a maximum or minimum value of a continuous function. More precisely, a function f(x) that is continuous at a point x0 has a relative maximum at x0 if in the domain of f(x) there exists a neighborhood (x0 + δ, x0 – δ) of x0 such that the inequality f(x0) ≥ f(x) is fulfilled at all points of the neighborhood. Similarly, f(x) has a relative minimum at x0 if there is a neighborhood such that the inequality f(x0) ≤ f(x) holds for all its points.
A relative maximum at x0 is said to be proper if there exists a neighborhood in which f(x0) > f(x) when x ≠ x0; the term “proper” is applied to a relative minimum at x0 if there is a neighborhood in which f(x0) < f(x) when x ≠ x0. The function shown in Figure 1 has a proper maximum at point A; although the function’s value at point B is a minimum, it is not a proper minimum.
A point at which a function has a relative maximum is called a maximum point, and a point at which it has a relative minimum is called a minimum point. In order for a function f(x) to have a relative extremum at some point x0, it must be continuous at x0; in addition, the derivative f(x0) must either be equal to zero, as at point A in Figure 1, or be nonexistent, as at point C. The following statements present sufficient conditions for relative extrema: (1) if in some neighborhood of x0 the derivative is positive to the left of x0 and negative to the right of x0, then f(x) has a relative maximum at x0; (2) if f′(x) is negative to the left of x0 and positive to the right, then f(x0) is a relative minimum. If, however, f′(x) does not change sign in the neighborhood of x0, then f(x) does not have an extremum at x0; examples of such points are D, E, and Fin Figure 1.
Suppose f(x) has n successive derivatives at x0. If f′(x0) = f′(x0) = . . . = f(n – 1)(x0) = 0 and f(n)(x0) ≠ 0, then f(x) does not have a relative extremum at x0 if n is odd and does have a relative extremum if n is even. The extremum is a minimum if f(n)(x0) > 0 and a maximum if f′(n)(x0) < 0.
If f(x) has a relative maximum at x0 and if f(x0) ≥ f(x) for all x ≠ x0 in the domain of the function, then f(x0) is called an absolute maximum. If f(x) has a relative minimum at x0 and if f(x0) ≤ f(x) for all x ≠ x0, then f(x0) is said to be an absolute minimum.
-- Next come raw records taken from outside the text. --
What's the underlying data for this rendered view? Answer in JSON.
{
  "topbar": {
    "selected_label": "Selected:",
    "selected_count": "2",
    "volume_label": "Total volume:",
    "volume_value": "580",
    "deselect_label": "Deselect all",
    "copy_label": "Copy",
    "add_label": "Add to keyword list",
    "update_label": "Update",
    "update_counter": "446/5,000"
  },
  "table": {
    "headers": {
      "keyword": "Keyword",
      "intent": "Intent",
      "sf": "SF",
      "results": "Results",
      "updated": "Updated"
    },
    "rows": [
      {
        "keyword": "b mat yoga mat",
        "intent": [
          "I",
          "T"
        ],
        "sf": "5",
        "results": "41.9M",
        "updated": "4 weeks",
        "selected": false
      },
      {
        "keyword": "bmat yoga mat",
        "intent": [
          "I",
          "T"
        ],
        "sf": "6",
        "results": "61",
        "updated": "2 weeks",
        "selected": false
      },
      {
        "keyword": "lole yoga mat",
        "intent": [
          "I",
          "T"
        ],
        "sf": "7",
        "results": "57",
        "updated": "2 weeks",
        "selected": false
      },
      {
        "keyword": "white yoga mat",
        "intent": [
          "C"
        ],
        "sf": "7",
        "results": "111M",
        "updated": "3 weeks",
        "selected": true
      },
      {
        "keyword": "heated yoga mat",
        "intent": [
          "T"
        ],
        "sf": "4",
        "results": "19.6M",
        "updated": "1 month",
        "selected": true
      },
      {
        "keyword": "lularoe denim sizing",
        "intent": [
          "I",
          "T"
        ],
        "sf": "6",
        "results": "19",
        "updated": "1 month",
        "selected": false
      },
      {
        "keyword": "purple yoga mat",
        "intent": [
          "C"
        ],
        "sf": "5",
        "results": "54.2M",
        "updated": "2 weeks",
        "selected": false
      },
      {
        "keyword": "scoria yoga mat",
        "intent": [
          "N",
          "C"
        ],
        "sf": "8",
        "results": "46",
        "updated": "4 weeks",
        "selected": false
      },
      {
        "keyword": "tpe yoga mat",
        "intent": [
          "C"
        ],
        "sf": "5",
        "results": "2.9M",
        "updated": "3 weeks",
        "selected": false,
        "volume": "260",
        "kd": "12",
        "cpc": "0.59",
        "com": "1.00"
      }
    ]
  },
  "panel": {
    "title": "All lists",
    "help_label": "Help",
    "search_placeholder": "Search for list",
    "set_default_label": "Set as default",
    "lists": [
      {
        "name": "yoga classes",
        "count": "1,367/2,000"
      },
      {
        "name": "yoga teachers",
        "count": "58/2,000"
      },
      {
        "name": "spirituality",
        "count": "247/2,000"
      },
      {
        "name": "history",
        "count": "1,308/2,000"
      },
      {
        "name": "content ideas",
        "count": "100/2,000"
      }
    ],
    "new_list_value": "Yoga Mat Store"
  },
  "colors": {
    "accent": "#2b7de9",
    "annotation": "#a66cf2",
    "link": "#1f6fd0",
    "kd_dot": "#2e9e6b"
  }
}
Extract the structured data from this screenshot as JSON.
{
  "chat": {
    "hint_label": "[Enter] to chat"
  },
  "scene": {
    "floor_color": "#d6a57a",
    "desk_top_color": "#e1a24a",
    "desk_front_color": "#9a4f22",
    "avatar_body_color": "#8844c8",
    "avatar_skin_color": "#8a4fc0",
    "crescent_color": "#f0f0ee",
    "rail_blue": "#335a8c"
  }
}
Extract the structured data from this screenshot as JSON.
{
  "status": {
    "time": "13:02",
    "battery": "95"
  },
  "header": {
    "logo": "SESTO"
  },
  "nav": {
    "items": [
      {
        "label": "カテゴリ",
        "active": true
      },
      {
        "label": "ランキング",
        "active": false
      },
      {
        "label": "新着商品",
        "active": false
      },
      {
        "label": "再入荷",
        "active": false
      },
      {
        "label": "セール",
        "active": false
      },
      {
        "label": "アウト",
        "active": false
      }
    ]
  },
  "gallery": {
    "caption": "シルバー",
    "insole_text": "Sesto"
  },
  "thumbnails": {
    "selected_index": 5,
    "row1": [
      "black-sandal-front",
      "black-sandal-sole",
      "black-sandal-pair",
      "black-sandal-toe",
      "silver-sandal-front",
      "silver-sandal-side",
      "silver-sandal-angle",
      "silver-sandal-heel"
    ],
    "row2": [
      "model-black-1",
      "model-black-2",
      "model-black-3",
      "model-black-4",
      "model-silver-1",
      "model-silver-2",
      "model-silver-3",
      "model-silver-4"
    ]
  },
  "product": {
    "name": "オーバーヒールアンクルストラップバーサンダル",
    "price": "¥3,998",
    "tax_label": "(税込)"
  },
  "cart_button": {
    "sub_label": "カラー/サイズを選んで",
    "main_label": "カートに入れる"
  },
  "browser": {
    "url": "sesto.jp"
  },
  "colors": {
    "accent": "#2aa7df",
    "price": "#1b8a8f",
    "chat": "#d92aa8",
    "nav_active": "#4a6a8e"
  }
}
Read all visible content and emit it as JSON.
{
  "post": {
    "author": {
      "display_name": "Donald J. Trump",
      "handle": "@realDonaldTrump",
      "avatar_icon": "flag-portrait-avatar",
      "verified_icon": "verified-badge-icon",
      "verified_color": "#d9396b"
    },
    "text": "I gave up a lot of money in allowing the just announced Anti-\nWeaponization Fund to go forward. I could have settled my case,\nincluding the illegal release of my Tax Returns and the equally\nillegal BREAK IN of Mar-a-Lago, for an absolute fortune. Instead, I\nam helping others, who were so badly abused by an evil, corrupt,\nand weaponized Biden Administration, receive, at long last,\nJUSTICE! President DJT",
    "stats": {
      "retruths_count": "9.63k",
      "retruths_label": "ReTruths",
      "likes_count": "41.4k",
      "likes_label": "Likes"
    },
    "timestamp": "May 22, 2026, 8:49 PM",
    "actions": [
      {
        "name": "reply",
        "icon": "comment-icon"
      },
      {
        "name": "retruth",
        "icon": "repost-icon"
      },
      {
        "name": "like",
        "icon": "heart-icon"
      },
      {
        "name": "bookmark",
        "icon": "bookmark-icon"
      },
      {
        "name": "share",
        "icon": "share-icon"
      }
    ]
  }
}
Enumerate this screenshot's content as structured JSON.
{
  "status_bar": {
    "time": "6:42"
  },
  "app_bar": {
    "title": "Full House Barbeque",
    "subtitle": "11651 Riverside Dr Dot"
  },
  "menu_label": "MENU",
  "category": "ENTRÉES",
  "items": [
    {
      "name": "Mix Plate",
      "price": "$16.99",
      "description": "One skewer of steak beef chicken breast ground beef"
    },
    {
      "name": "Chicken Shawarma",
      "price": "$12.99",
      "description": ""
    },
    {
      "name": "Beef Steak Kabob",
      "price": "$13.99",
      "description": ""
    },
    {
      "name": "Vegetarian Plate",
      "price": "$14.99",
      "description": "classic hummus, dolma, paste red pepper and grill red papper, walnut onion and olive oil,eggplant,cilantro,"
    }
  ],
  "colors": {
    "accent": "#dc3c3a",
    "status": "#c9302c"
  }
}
A relative extremum of a function of several variables is defined in much the same way as a relative extremum of a function of a single variable. A necessary condition for a function of several variables to have a relative extremum is that the first-order partial derivatives be equal to zero or be nonexistent. For example, in Figure 2,a they are equal to zero at point M, and in Figure 2,b they do not exist at M.
Suppose that in some neighborhood of the point M(x0, y0) there exist continuous first-and second-order partial derivatives of the function f(x, y). If at M we have and , then f(x, y) has a relative extremum at M. The extremum is a maximum if and a minimum if . A relative extremum does not exist at M if Δ < 0; in this case M is called a saddle point (see Figure 2,c).
The sufficient conditions for a relative extremum of a function of many variables reduce to the quadratic form
being positive or negative definite; here, aik is the value of
at the point in question. (See alsoCONDITIONAL RELATIVE EXTREMUM.)
The term “extremum” is also used in the study of maximum and minimum values of functionals in the calculus of variations.